Here is the abstract:
Existing evidence of law constraining judicial behavior is subject to serious endogeneity concerns. Federal circuit courts offer an opportunity to gain leverage on this problem. A precedent is legally binding within its own circuit, but only persuasive in other circuits. Legal constraint exists to the extent that use of binding precedents is less influenced by ideology than use of persuasive precedents. Focusing on search and seizure cases, I construct a choice set of all published circuit court cases from 1953 to 2010 that cite the Fourth Amendment. I model the use of precedent in cases from 2000 to 2010. The results provide evidence that both the decision about which cases to cite and which cited precedents to treat negatively are constrained by the legal doctrine of stare decisis.

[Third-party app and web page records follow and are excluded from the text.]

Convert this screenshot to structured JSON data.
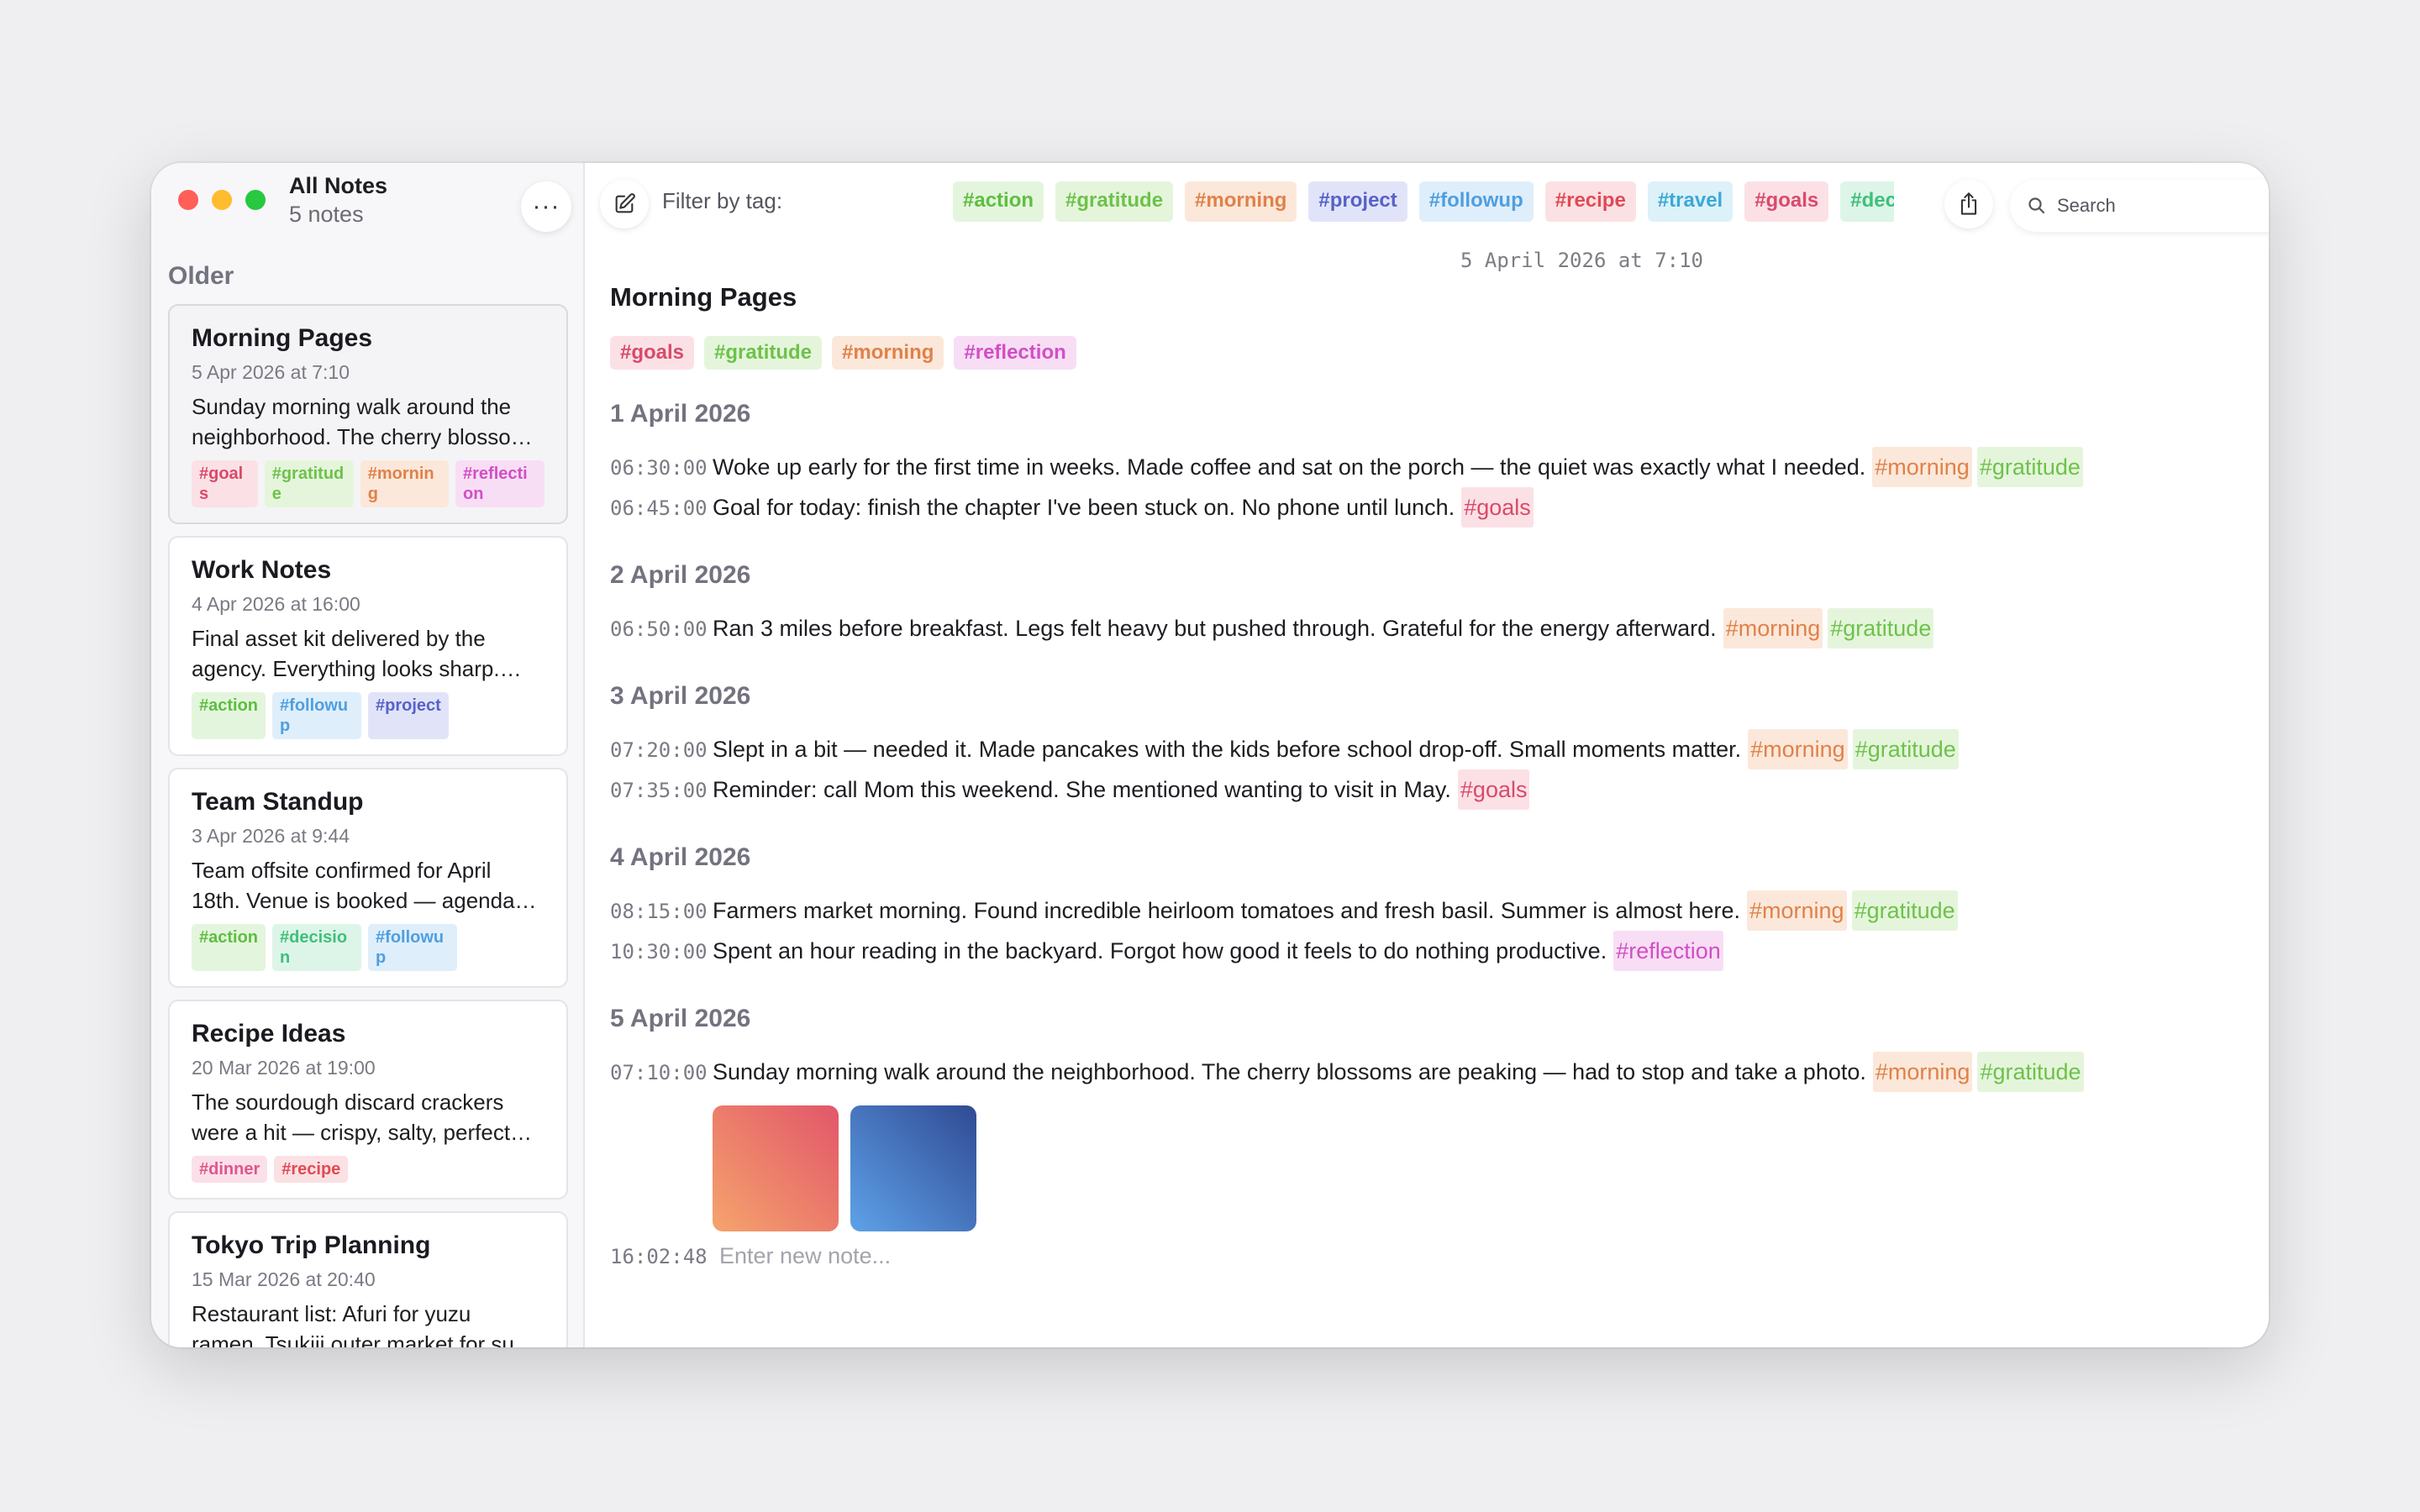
{
  "colors": {
    "tag_goals": {
      "fg": "#d94a6a",
      "bg": "#fbe1e6"
    },
    "tag_gratitude": {
      "fg": "#6dc24a",
      "bg": "#e5f5dc"
    },
    "tag_morning": {
      "fg": "#e0814a",
      "bg": "#fbe8da"
    },
    "tag_reflection": {
      "fg": "#d14fc6",
      "bg": "#f8def4"
    },
    "tag_action": {
      "fg": "#5cbf3f",
      "bg": "#e4f5dd"
    },
    "tag_followup": {
      "fg": "#4f9fe0",
      "bg": "#dfeefb"
    },
    "tag_project": {
      "fg": "#5662c9",
      "bg": "#e1e4f8"
    },
    "tag_decision": {
      "fg": "#3ec07a",
      "bg": "#ddf5e8"
    },
    "tag_dinner": {
      "fg": "#e0558c",
      "bg": "#fbe0ea"
    },
    "tag_recipe": {
      "fg": "#e04a55",
      "bg": "#fbe1e3"
    },
    "tag_travel": {
      "fg": "#3aa9d6",
      "bg": "#ddf1f9"
    }
  },
  "sidebar": {
    "title": "All Notes",
    "count": "5 notes",
    "more_icon": "ellipsis-icon",
    "section": "Older",
    "notes": [
      {
        "title": "Morning Pages",
        "date": "5 Apr 2026 at 7:10",
        "preview": "Sunday morning walk around the neighborhood. The cherry blossoms are peaking — had to stop and take a photo.",
        "tags": [
          "#goals",
          "#gratitude",
          "#morning",
          "#reflection"
        ]
      },
      {
        "title": "Work Notes",
        "date": "4 Apr 2026 at 16:00",
        "preview": "Final asset kit delivered by the agency. Everything looks sharp. Need to review before sign-off.",
        "tags": [
          "#action",
          "#followup",
          "#project"
        ]
      },
      {
        "title": "Team Standup",
        "date": "3 Apr 2026 at 9:44",
        "preview": "Team offsite confirmed for April 18th. Venue is booked — agenda still to be drafted.",
        "tags": [
          "#action",
          "#decision",
          "#followup"
        ]
      },
      {
        "title": "Recipe Ideas",
        "date": "20 Mar 2026 at 19:00",
        "preview": "The sourdough discard crackers were a hit — crispy, salty, perfect with cheese.",
        "tags": [
          "#dinner",
          "#recipe"
        ]
      },
      {
        "title": "Tokyo Trip Planning",
        "date": "15 Mar 2026 at 20:40",
        "preview": "Restaurant list: Afuri for yuzu ramen, Tsukiji outer market for sushi breakfast.",
        "tags": []
      }
    ]
  },
  "toolbar": {
    "compose_icon": "compose-icon",
    "filter_label": "Filter by tag:",
    "filter_tags": [
      "#action",
      "#gratitude",
      "#morning",
      "#project",
      "#followup",
      "#recipe",
      "#travel",
      "#goals",
      "#decision"
    ],
    "share_icon": "share-icon",
    "search_placeholder": "Search",
    "search_icon": "search-icon"
  },
  "note": {
    "stamp": "5 April 2026 at 7:10",
    "title": "Morning Pages",
    "tags": [
      "#goals",
      "#gratitude",
      "#morning",
      "#reflection"
    ],
    "days": [
      {
        "date": "1 April 2026",
        "entries": [
          {
            "time": "06:30:00",
            "text": "Woke up early for the first time in weeks. Made coffee and sat on the porch — the quiet was exactly what I needed.",
            "tags": [
              "#morning",
              "#gratitude"
            ]
          },
          {
            "time": "06:45:00",
            "text": "Goal for today: finish the chapter I've been stuck on. No phone until lunch.",
            "tags": [
              "#goals"
            ]
          }
        ]
      },
      {
        "date": "2 April 2026",
        "entries": [
          {
            "time": "06:50:00",
            "text": "Ran 3 miles before breakfast. Legs felt heavy but pushed through. Grateful for the energy afterward.",
            "tags": [
              "#morning",
              "#gratitude"
            ]
          }
        ]
      },
      {
        "date": "3 April 2026",
        "entries": [
          {
            "time": "07:20:00",
            "text": "Slept in a bit — needed it. Made pancakes with the kids before school drop-off. Small moments matter.",
            "tags": [
              "#morning",
              "#gratitude"
            ]
          },
          {
            "time": "07:35:00",
            "text": "Reminder: call Mom this weekend. She mentioned wanting to visit in May.",
            "tags": [
              "#goals"
            ]
          }
        ]
      },
      {
        "date": "4 April 2026",
        "entries": [
          {
            "time": "08:15:00",
            "text": "Farmers market morning. Found incredible heirloom tomatoes and fresh basil. Summer is almost here.",
            "tags": [
              "#morning",
              "#gratitude"
            ]
          },
          {
            "time": "10:30:00",
            "text": "Spent an hour reading in the backyard. Forgot how good it feels to do nothing productive.",
            "tags": [
              "#reflection"
            ]
          }
        ]
      },
      {
        "date": "5 April 2026",
        "entries": [
          {
            "time": "07:10:00",
            "text": "Sunday morning walk around the neighborhood. The cherry blossoms are peaking — had to stop and take a photo.",
            "tags": [
              "#morning",
              "#gratitude"
            ]
          }
        ],
        "attachments": [
          "photo-thumbnail-warm",
          "photo-thumbnail-cool"
        ]
      }
    ],
    "new_entry_time": "16:02:48",
    "new_entry_placeholder": "Enter new note..."
  }
}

Each precedent in the dataset is both binding and persuasive in turn which substantially mitigates endogeneity concerns.